THE rescheduled Aghabullogue point-to-point meeting took place on Saturday and, on an afternoon that saw the fixture’s former long-standing chairman Jack Murphy who died the previous week remembered, the Sam Curling-trained mare La Feline lit it up for many by coming home as she pleased in the open.
The seven-year-old La Feline (7/4), who finished second on her three previous starts in the autumn, was helped up well off the pace by Derek O’Connor as Lite Duties took the seven runners along. The eventual winner, who posted her solitary track success in a two-mile five-furlong Limerick maiden in January 2020, crept ever closer from the third last of the 16 obstacles and she eased her way to the front before the last to beat the admirably-consistent Cloudy Tuesday by five lengths.
"She’s a mare that’s now learning to settle better and she loves this soft ground," said Curling of La Feline, his initial winner for Corkonian owner John O’Leary. "She will now stay pointing for the season."
Adam Feeney (22), who originally hails from Ballyduff Upper, partnered a third career winner aboard Neill Hurley’s ex-track performer Bankoncarlo (10/1) in the six-year-old and upwards mares’ maiden. Bankoncarlo, who finished fourth in a Clonmel maiden hurdle last March, had just made her way to the front when erring at the last.
Desert Heather was soon back disputing the lead, but Bankoncarlo was the stronger in the closing stages and she re-assumed command some 50 yards out to score by a length.
"She ran well over hurdles last year and she will now go for a mares’ winners race," reported Cullen, Mallow-based handler Hurley of his father Tony’s Bankoncarlo.

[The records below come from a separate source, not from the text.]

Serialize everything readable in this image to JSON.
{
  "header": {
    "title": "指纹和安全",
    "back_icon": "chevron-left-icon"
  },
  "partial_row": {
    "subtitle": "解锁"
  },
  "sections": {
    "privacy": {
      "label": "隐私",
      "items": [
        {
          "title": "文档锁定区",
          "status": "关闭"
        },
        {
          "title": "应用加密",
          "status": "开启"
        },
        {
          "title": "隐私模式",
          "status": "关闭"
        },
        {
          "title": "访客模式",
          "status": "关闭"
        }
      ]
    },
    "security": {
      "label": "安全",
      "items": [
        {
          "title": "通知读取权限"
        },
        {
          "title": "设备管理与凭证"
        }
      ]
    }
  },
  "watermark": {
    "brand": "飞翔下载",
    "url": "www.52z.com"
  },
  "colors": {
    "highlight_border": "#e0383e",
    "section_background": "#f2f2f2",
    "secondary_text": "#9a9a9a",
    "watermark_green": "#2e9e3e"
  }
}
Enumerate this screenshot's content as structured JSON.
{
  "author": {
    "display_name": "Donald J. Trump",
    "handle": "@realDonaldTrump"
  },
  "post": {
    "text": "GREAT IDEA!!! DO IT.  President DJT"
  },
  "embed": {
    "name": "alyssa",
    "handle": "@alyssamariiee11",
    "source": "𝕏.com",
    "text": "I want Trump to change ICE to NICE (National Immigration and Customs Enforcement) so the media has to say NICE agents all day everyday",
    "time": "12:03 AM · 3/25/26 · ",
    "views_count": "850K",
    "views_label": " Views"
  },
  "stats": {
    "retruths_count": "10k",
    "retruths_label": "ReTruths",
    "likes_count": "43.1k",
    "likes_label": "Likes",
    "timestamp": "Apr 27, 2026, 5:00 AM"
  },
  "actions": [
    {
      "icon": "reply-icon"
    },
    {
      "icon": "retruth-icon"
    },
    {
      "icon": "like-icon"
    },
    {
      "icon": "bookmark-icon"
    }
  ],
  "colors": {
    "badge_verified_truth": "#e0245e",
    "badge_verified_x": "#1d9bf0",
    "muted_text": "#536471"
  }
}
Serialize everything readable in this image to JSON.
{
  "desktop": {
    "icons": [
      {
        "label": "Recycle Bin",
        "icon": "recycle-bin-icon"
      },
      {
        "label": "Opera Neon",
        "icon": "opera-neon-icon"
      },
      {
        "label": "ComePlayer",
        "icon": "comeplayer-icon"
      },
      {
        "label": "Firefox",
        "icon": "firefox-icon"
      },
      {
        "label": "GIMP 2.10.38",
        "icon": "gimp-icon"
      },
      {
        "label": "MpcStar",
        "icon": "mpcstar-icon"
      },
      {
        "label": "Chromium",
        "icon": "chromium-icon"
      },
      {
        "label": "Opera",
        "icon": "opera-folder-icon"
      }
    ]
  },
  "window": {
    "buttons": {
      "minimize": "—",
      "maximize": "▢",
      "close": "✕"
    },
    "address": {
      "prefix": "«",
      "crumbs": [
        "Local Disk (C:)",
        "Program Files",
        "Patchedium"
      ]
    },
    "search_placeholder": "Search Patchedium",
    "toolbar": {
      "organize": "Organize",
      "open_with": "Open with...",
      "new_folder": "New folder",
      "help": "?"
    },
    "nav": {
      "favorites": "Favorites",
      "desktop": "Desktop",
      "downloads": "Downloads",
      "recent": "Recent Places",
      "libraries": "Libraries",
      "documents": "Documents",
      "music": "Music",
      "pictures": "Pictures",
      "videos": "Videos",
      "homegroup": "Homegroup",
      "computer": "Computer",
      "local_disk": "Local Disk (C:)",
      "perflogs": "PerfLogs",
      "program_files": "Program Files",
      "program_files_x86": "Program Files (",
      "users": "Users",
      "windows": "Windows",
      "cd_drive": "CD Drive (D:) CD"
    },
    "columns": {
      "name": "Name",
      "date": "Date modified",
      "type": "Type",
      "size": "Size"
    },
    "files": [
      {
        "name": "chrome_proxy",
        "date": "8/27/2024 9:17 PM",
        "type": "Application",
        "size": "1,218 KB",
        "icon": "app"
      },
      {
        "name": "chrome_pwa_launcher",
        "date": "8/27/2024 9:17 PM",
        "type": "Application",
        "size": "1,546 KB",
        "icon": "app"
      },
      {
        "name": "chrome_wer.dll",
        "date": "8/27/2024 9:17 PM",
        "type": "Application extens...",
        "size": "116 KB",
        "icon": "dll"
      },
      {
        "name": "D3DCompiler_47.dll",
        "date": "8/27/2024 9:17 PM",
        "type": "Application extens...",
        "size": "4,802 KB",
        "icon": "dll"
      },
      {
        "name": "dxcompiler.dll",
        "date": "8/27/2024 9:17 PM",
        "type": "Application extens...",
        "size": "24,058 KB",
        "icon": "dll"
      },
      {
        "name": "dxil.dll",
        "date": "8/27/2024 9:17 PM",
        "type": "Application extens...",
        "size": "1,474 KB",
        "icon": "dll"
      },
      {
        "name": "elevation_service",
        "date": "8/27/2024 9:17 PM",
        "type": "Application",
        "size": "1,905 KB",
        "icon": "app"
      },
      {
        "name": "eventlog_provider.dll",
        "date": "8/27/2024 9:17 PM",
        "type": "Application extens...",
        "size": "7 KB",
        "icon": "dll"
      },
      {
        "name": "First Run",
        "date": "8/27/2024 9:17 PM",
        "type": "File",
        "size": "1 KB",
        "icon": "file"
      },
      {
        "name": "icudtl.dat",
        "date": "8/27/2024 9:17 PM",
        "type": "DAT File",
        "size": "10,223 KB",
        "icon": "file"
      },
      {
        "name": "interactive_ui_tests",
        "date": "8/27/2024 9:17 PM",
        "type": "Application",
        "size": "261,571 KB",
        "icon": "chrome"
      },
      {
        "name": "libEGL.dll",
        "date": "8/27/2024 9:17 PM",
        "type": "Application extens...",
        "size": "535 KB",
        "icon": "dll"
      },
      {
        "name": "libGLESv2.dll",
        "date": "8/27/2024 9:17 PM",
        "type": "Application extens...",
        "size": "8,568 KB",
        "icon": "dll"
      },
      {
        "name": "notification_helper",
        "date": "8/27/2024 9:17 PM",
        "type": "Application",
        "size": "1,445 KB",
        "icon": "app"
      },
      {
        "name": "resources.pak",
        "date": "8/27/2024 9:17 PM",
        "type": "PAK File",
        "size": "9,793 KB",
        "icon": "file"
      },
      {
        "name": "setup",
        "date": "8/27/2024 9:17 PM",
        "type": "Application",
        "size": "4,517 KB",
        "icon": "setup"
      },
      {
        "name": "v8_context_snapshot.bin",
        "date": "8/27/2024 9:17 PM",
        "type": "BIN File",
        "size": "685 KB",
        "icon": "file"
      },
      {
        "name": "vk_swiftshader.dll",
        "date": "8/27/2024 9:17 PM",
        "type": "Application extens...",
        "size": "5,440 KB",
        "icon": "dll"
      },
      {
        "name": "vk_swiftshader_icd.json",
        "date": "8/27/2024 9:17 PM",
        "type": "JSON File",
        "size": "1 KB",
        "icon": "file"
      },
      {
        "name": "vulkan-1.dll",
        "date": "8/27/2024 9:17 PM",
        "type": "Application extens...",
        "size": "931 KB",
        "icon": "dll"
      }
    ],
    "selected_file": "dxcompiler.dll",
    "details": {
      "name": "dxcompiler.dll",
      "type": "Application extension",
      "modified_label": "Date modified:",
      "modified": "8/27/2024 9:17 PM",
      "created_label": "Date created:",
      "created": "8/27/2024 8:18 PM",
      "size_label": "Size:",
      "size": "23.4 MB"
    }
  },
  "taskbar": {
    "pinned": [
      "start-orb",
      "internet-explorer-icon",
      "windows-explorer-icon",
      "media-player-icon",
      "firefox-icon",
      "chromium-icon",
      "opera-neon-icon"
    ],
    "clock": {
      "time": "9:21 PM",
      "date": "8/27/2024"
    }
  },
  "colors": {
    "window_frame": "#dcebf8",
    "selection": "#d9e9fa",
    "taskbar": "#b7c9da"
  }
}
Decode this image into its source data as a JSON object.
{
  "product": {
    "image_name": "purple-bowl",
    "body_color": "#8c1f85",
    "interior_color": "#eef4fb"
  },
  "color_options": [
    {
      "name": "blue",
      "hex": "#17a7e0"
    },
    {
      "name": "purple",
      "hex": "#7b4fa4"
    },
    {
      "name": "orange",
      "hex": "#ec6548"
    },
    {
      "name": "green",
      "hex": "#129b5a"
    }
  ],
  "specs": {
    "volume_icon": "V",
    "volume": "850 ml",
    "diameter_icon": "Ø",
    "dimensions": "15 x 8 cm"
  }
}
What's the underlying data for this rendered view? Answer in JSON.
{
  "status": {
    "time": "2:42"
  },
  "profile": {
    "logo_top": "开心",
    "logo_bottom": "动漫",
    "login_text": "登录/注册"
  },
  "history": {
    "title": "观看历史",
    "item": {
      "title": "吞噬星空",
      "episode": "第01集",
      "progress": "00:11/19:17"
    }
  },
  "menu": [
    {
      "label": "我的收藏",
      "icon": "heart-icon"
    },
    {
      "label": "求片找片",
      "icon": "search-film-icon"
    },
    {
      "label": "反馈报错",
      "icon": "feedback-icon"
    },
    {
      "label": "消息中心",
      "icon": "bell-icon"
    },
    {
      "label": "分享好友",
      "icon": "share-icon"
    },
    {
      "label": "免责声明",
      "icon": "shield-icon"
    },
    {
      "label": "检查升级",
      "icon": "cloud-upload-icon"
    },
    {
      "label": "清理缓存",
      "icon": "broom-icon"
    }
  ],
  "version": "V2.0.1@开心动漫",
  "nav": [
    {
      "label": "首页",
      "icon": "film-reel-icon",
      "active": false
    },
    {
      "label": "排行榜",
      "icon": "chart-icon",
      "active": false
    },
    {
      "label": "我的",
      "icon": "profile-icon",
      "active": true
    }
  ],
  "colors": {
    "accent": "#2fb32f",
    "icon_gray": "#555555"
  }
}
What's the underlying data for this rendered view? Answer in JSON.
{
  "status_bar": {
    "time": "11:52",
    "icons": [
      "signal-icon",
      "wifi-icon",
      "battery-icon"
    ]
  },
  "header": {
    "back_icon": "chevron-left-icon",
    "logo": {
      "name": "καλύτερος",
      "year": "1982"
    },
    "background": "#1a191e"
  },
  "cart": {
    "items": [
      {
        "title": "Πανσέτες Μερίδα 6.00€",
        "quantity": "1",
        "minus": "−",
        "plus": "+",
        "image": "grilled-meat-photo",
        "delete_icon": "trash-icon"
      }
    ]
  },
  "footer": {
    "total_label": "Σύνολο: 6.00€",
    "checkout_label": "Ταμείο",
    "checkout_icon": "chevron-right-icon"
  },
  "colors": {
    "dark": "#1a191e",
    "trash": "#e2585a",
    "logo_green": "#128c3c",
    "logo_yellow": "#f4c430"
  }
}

James Hannon is experiencing a fine season and the Tallow amateur combined with long-standing ally Joe Ryan to capture the winners of two with Just A Dime (3/1), who finished second to Brandy Love in a Cragmore maiden on debut in February 2020.
The physically-imposing Just A Dime, having won his maiden at the Lisgoold meeting in Ballindenisk almost two weeks earlier, didn’t exactly aid his cause by blundering three out. Just A Dime however still picked up the running before the last and he ultimately accounted for the maiden De Nordener by two and a half lengths.
"It’s good that he’s coming back to what we thought he was as a four-year-old," commented Clare-based operator Ryan of his son Josh’s Just A Dime. "He will probably now be sold."
Shanballymore amateur Chris O’Donovan kept his supporters happy by returning to the coveted number one slot aboard the Benny Crowley-trained debutant Qarbatsi (5/1) in the closing six-year-old and upwards geldings’ maiden, the race that attracted the biggest field of the afternoon in 14 runners.
Qarbatsi disputed the running virtually throughout and he stayed on powerfully in the closing stages to account for the long-absent Good Bye Sam, a rare points runner for Willie Mullins, by two lengths.
Crowley, who has just two pointers in harness at his Kilmeaden base, said: ”I bred this horse with my brother Owen and his dam [Robin Victoria] won a maiden point at Ballindenisk for us. If he’s not sold, he will run in a winners race."
It certainly was a red-letter afternoon for 27-year-old Conor O’Keeffe, elder brother of jumps jockey Sean, from Taghmon in Co Wexford as he was credited with both his initial success as both a rider and handler courtesy of Meetuatnine (5/1) in the five and six-year-old mares’ maiden. Last month’s Boulta third Meetuatnine, who was always prominent on the outer, took command some 75 yards out to beat Shamror Lass by a length.
The reigning champion rider Barry O’Neill teamed up with Colin Bowe to win the five-year-old geldings’ maiden aboard El Rojo Grande (9/2 – 7/2), who likewise came third at Boulta last month. The giant-sized El Rojo Grande benefited from front-running tactics by making all the running to see off newcomer Ajp Kingdom by five lengths.